On our first visit to Australia, in 2010, we visited this special region in the northeast of Queensland.
Cape Tribulation, about 140 km north of Cairns, is special because it is the only place in the world where two World Heritage Listed sites come together: the Daintree Rainforest and the Great Barrier Reef.
To get there is an easy ride from Cairns along the coastline. Passing some pleasant coastal towns, like Palm Cove and Port Douglas, enjoying the sea breeze. If you ‘re planning to dip your feet in the sea: only do this in defined zones with nets to protect you against stingers and jelly boxes (they are extremely deathly!).
The drive takes you closer and closer to the jungle, through the little but pleasant town of Mossman and the cane fields. Once you’ve crossed the Daintree River with an old school cable ferry – mind you: salt crocs call this river home J – you arrive in history. The Daintree National Park hides the oldest rainforest in the world – 120 million years young! Unfortunately we didn’t spot the cassowary, a huge flightless bird that only lives here and in New Guinea. But we got a teddy bear cassowary as wedding present J These birds are extremely important for the persistence of the rain forest, since they are fruit eaters and thus spread the seeds of plants.
If you’d like to travel further north via the Bloomfield Track to Cooktown and beyond to Cape York, you’ll need a 4×4. Bitumen ends here and the road is impassable after rain.
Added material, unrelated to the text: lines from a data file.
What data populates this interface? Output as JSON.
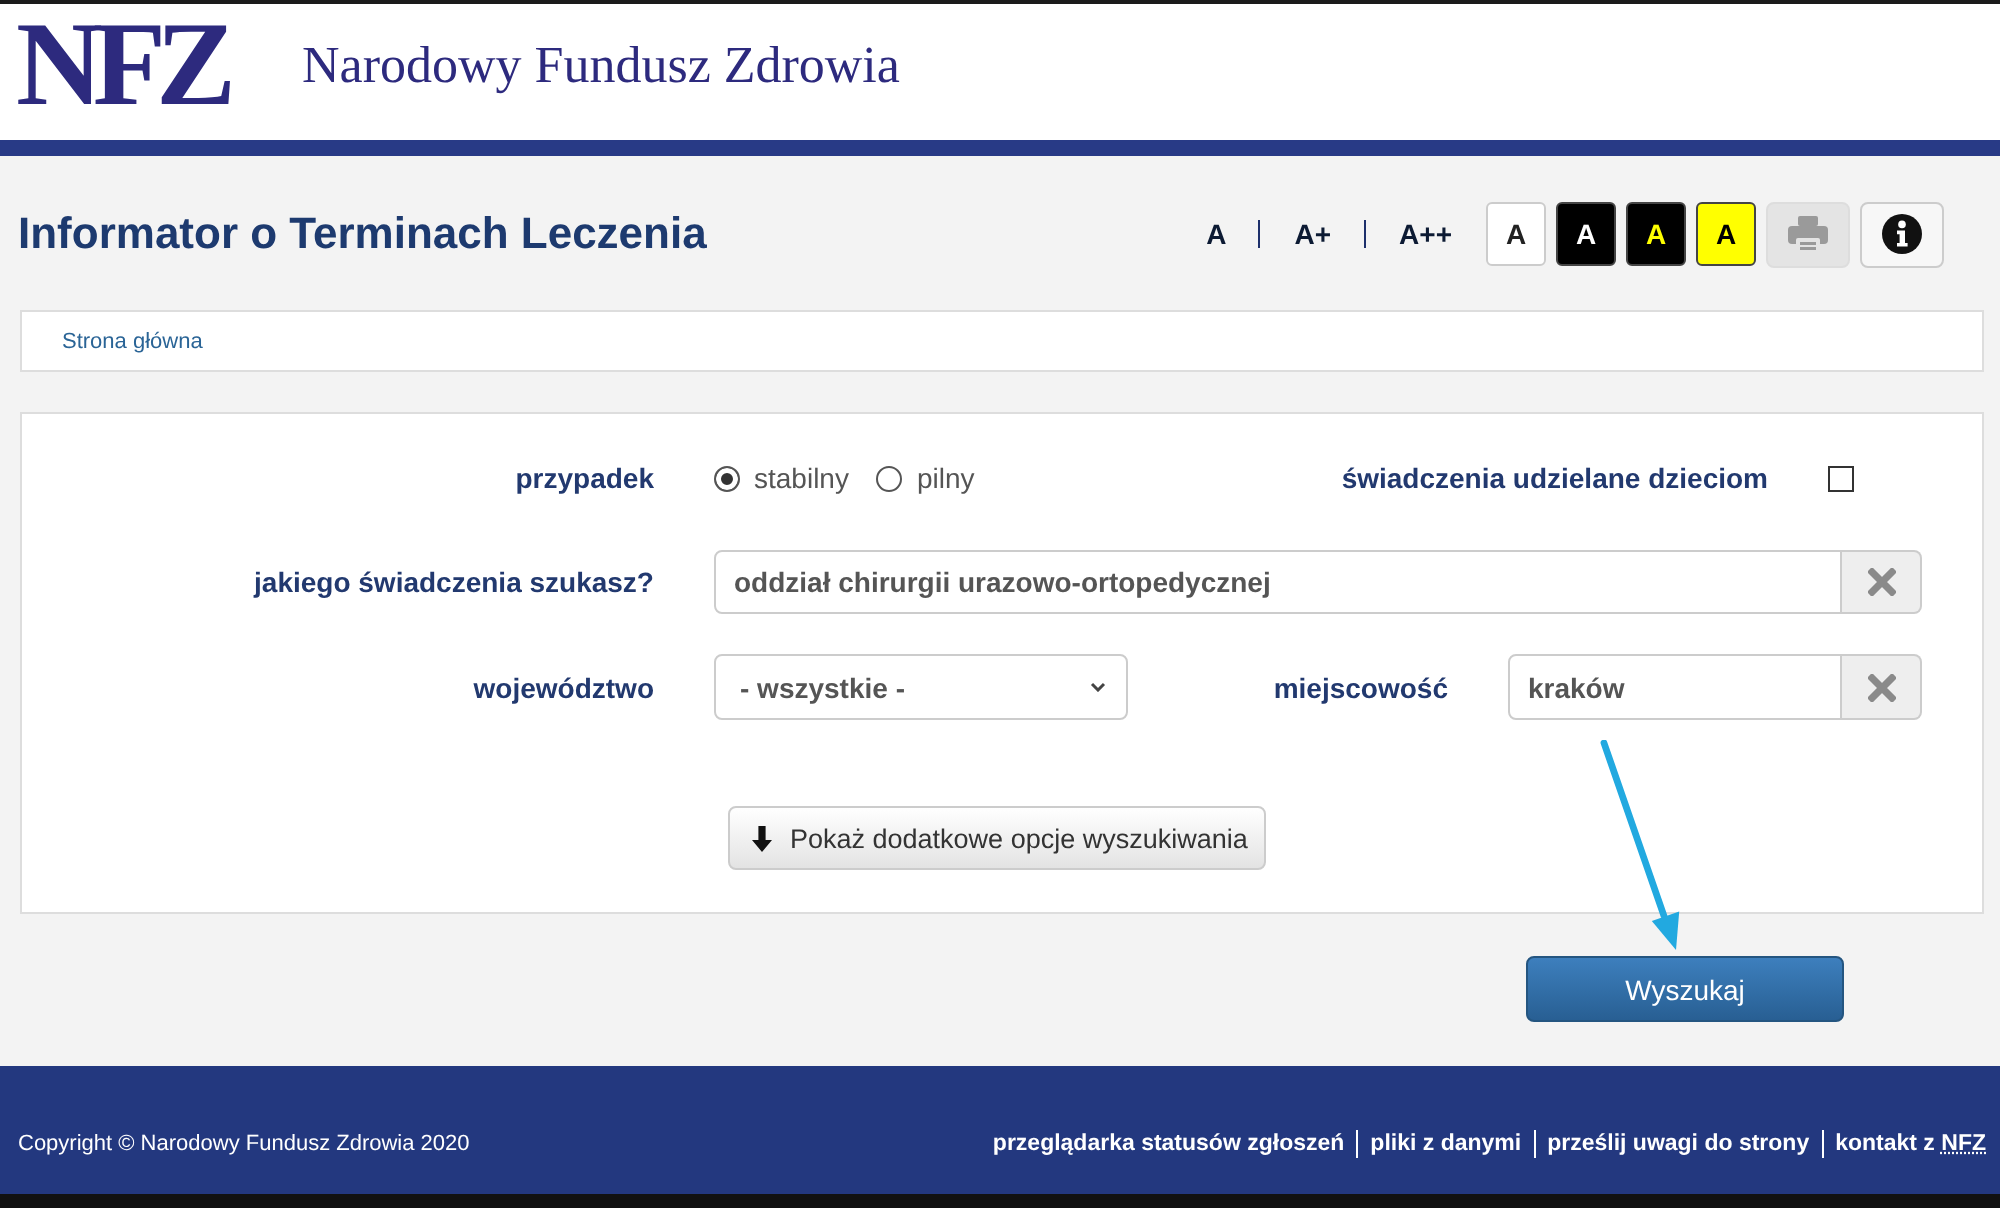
{
  "header": {
    "logo": "NFZ",
    "title": "Narodowy Fundusz Zdrowia"
  },
  "page_title": "Informator o Terminach Leczenia",
  "font_size_options": [
    {
      "label": "A"
    },
    {
      "label": "A+"
    },
    {
      "label": "A++"
    }
  ],
  "contrast_options": [
    {
      "label": "A",
      "kind": "white"
    },
    {
      "label": "A",
      "kind": "black"
    },
    {
      "label": "A",
      "kind": "black-yellow"
    },
    {
      "label": "A",
      "kind": "yellow"
    }
  ],
  "tool_buttons": [
    {
      "kind": "print",
      "disabled": true
    },
    {
      "kind": "info",
      "disabled": false
    }
  ],
  "breadcrumb": [
    {
      "label": "Strona główna"
    }
  ],
  "form": {
    "case": {
      "label": "przypadek",
      "options": [
        {
          "label": "stabilny",
          "selected": true
        },
        {
          "label": "pilny",
          "selected": false
        }
      ]
    },
    "children_only": {
      "label": "świadczenia udzielane dzieciom",
      "checked": false
    },
    "service": {
      "label": "jakiego świadczenia szukasz?",
      "value": "oddział chirurgii urazowo-ortopedycznej"
    },
    "province": {
      "label": "województwo",
      "value": "- wszystkie -"
    },
    "locality": {
      "label": "miejscowość",
      "value": "kraków"
    },
    "more_options_button": "Pokaż dodatkowe opcje wyszukiwania"
  },
  "search_button": "Wyszukaj",
  "footer": {
    "copyright": "Copyright © Narodowy Fundusz Zdrowia 2020",
    "links": [
      {
        "label": "przeglądarka statusów zgłoszeń"
      },
      {
        "label": "pliki z danymi"
      },
      {
        "label": "prześlij uwagi do strony"
      },
      {
        "label": "kontakt z",
        "abbr": "NFZ"
      }
    ]
  }
}
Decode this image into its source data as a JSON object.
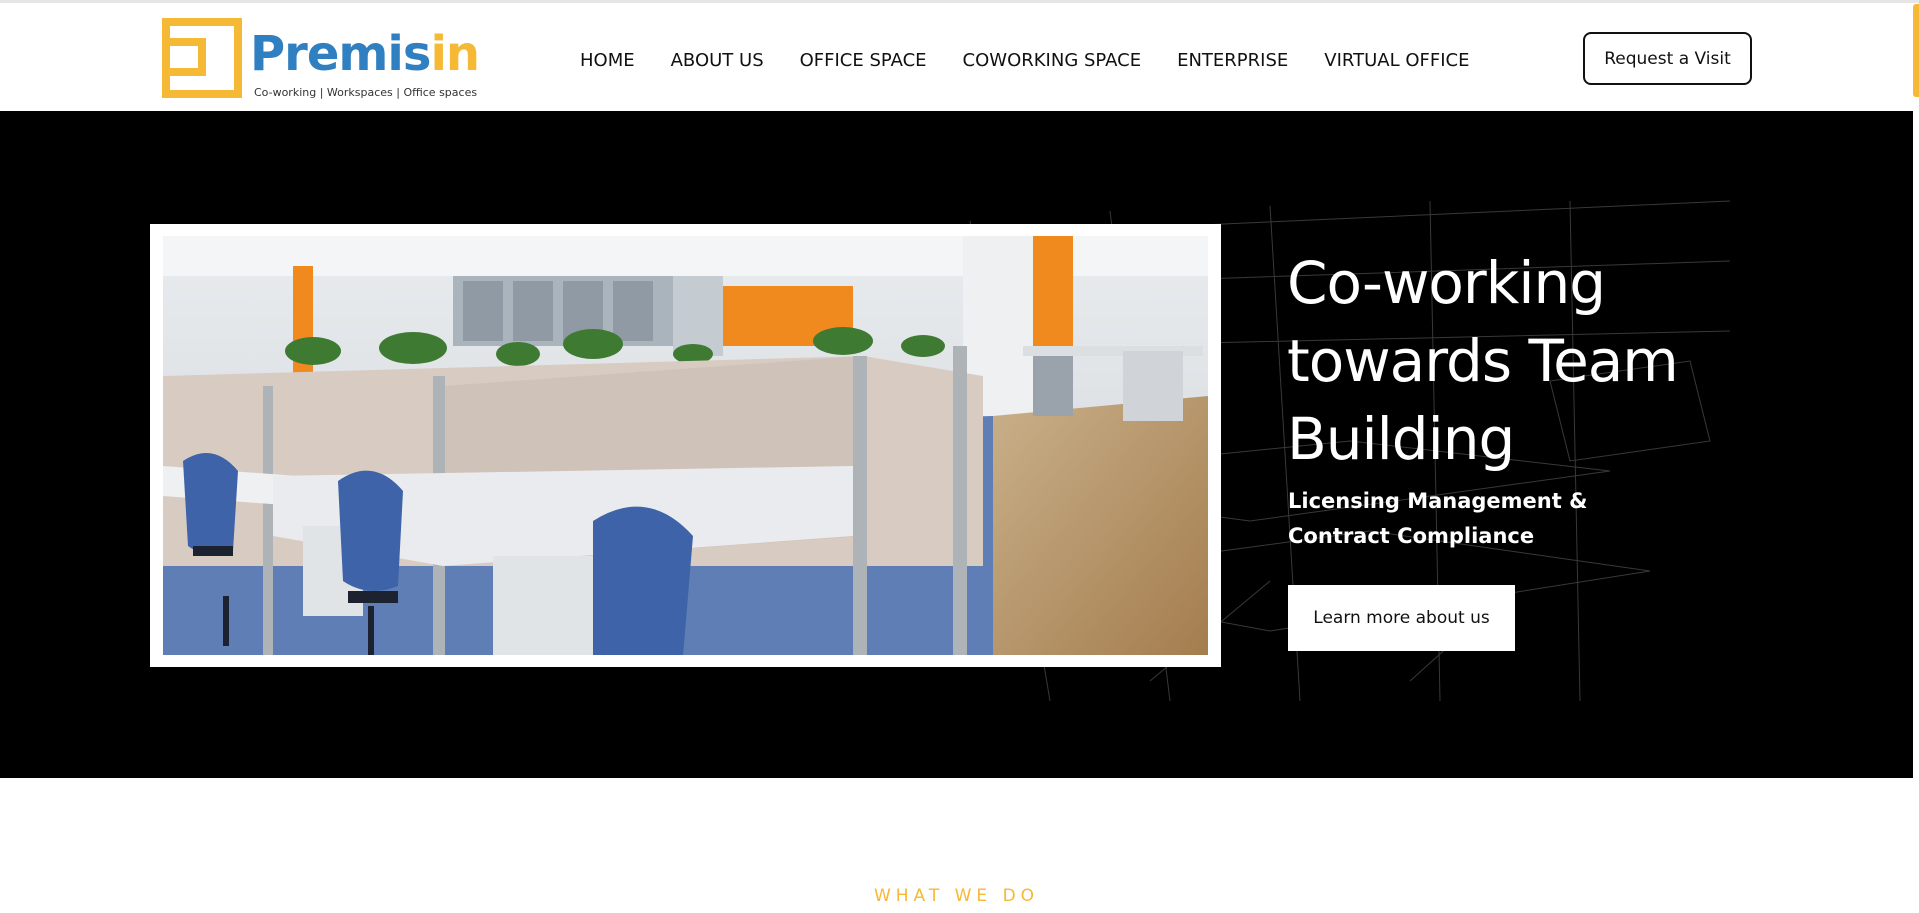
{
  "brand": {
    "name_main": "Premis",
    "name_accent": "in",
    "tagline": "Co-working | Workspaces | Office spaces",
    "colors": {
      "primary": "#2f7fc1",
      "accent": "#f6b935"
    }
  },
  "nav": {
    "items": [
      {
        "label": "HOME"
      },
      {
        "label": "ABOUT US"
      },
      {
        "label": "OFFICE SPACE"
      },
      {
        "label": "COWORKING SPACE"
      },
      {
        "label": "ENTERPRISE"
      },
      {
        "label": "VIRTUAL OFFICE"
      }
    ]
  },
  "header": {
    "cta_label": "Request a Visit"
  },
  "hero": {
    "title": "Co-working towards Team Building",
    "subtitle": "Licensing Management & Contract Compliance",
    "cta_label": "Learn more about us",
    "background": "#000000"
  },
  "section": {
    "label": "WHAT WE DO"
  }
}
Before heading back inland we passed Tully, famous for the giant Gumboot (which you can climb). This region bulks plantations: bananas, sugar cane, tea. They have it all here.
Unfortunately they also have big spiders… the size of your hand – and one of us is feared to death of spiders … So that’s the reason only one of us saw the famous Curtain Fig Tree in the Atherton Tablelands from a very short distance (a big spider had made her web over the board walk). These trees are special though. They develop when a seed of a fig tree is deposited in the host tree. The roots reach the soil and the fig develops and strangles the host tree. This host tree falls into a neighbouring tree and vertical roots from the fig tree descend to the ground. This is the stage where the curtain is formed. The host tree rots away. Pretty amazing! The Atherton Tablelands are unique too. The swamps and termite mouths contrast heavily with the tropical landscape of rainforest and plantations. And then we even haven’t seen the Lava Tubes!
It is quite easy to sea why this region is so beautiful!